++++ GIVEN DATA ++++

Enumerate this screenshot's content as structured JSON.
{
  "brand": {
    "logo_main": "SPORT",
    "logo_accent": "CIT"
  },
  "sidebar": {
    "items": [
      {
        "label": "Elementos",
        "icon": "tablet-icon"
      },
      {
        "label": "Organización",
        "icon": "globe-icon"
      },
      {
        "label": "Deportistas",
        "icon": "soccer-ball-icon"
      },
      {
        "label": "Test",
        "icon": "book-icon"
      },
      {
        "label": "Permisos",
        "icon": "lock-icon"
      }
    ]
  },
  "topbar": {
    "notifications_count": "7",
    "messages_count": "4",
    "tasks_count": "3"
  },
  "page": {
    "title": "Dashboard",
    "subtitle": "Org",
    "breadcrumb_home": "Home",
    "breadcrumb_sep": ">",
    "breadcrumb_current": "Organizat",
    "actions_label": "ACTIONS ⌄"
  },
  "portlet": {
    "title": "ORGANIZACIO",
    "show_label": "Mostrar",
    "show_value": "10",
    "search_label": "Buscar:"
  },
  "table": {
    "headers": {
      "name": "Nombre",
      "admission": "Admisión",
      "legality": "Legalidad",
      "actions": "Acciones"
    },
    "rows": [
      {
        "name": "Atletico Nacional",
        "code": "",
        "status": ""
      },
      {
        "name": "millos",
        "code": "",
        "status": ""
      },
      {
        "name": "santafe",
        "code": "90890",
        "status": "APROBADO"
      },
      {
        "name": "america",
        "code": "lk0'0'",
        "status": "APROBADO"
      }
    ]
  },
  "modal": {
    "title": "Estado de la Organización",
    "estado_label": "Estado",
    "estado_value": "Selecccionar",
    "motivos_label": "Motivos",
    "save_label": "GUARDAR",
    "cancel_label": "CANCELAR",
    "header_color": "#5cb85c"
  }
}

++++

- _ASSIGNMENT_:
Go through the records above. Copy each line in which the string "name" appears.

- _YOUR SOLUTION_:
      "name": "Nombre",
        "name": "Atletico Nacional",
        "name": "millos",
        "name": "santafe",
        "name": "america",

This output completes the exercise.